▶ **Directions**: Should a line in the entries below contain "definida", return that line.

▶ **Items from an interface collection**:
=== Begin Enclosure ===
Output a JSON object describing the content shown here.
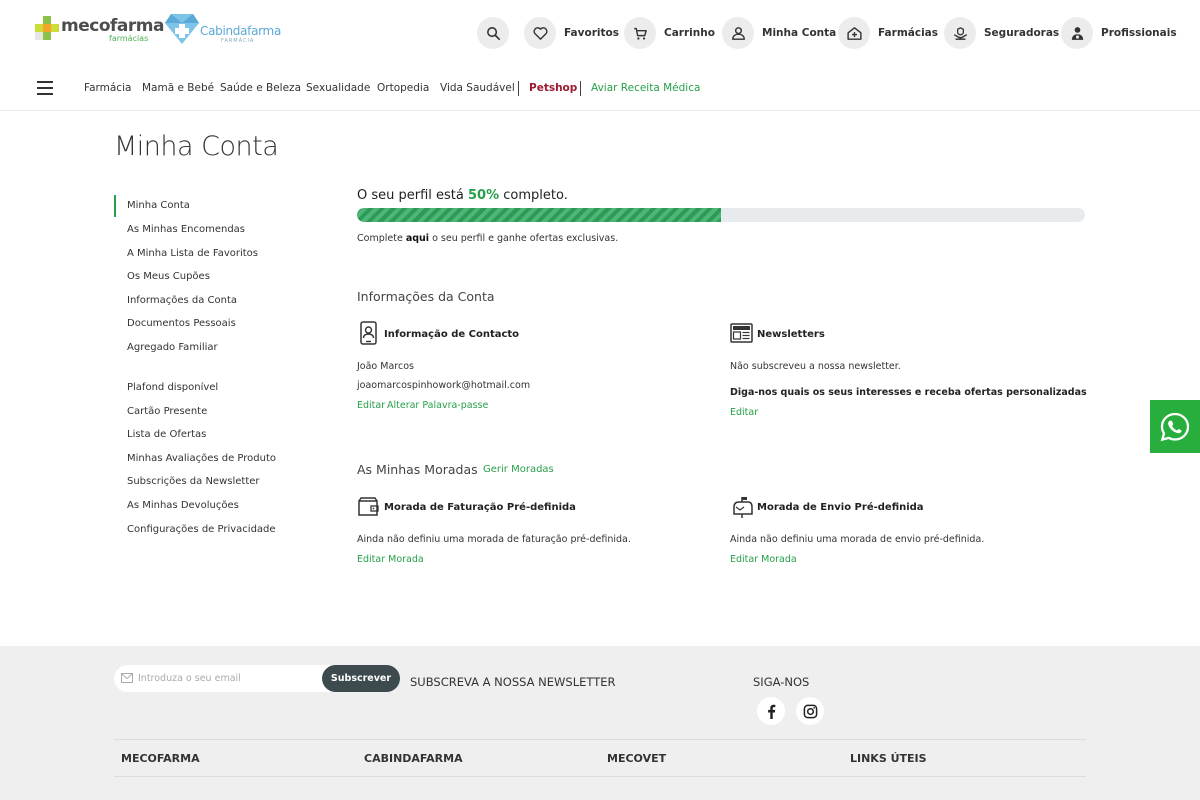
{
  "header": {
    "logo_meco_text": "mecofarma",
    "logo_meco_sub": "farmácias",
    "logo_cab_text": "Cabindafarma",
    "logo_cab_sub": "FARMÁCIA",
    "nav": {
      "search_icon": "search-icon",
      "favorites": "Favoritos",
      "cart": "Carrinho",
      "account": "Minha Conta",
      "pharmacies": "Farmácias",
      "insurers": "Seguradoras",
      "professionals": "Profissionais"
    }
  },
  "categories": {
    "items": [
      "Farmácia",
      "Mamã e Bebé",
      "Saúde e Beleza",
      "Sexualidade",
      "Ortopedia",
      "Vida Saudável"
    ],
    "petshop": "Petshop",
    "prescription": "Aviar Receita Médica"
  },
  "page": {
    "title": "Minha Conta"
  },
  "sidebar": {
    "group1": [
      "Minha Conta",
      "As Minhas Encomendas",
      "A Minha Lista de Favoritos",
      "Os Meus Cupões",
      "Informações da Conta",
      "Documentos Pessoais",
      "Agregado Familiar"
    ],
    "group2": [
      "Plafond disponível",
      "Cartão Presente",
      "Lista de Ofertas",
      "Minhas Avaliações de Produto",
      "Subscrições da Newsletter",
      "As Minhas Devoluções",
      "Configurações de Privacidade"
    ]
  },
  "profile": {
    "title_prefix": "O seu perfil está ",
    "percent_label": "50%",
    "title_suffix": " completo.",
    "percent": 50,
    "complete_prefix": "Complete ",
    "complete_link": "aqui",
    "complete_suffix": " o seu perfil e ganhe ofertas exclusivas."
  },
  "account_info": {
    "section_title": "Informações da Conta",
    "contact": {
      "title": "Informação de Contacto",
      "name": "João Marcos",
      "email": "joaomarcospinhowork@hotmail.com",
      "edit_link": "Editar",
      "change_password_link": "Alterar Palavra-passe"
    },
    "newsletters": {
      "title": "Newsletters",
      "status": "Não subscreveu a nossa newsletter.",
      "prompt": "Diga-nos quais os seus interesses e receba ofertas personalizadas",
      "edit_link": "Editar"
    }
  },
  "addresses": {
    "section_title": "As Minhas Moradas",
    "manage_link": "Gerir Moradas",
    "billing": {
      "title": "Morada de Faturação Pré-definida",
      "text": "Ainda não definiu uma morada de faturação pré-definida.",
      "edit_link": "Editar Morada"
    },
    "shipping": {
      "title": "Morada de Envio Pré-definida",
      "text": "Ainda não definiu uma morada de envio pré-definida.",
      "edit_link": "Editar Morada"
    }
  },
  "whatsapp": {
    "icon": "whatsapp-icon"
  },
  "footer": {
    "newsletter_placeholder": "Introduza o seu email",
    "subscribe_button": "Subscrever",
    "newsletter_title": "SUBSCREVA A NOSSA NEWSLETTER",
    "follow_title": "SIGA-NOS",
    "columns": [
      "MECOFARMA",
      "CABINDAFARMA",
      "MECOVET",
      "LINKS ÚTEIS"
    ]
  },
  "colors": {
    "brand_green": "#27a04a",
    "petshop_red": "#9b1b30",
    "whatsapp_green": "#27ae3c",
    "subscribe_dark": "#3d4a4e",
    "footer_bg": "#efefef"
  }
}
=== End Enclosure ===
▶ **Exercise solution**:
      "title": "Morada de Faturação Pré-definida",
      "text": "Ainda não definiu uma morada de faturação pré-definida.",
      "title": "Morada de Envio Pré-definida",
      "text": "Ainda não definiu uma morada de envio pré-definida.",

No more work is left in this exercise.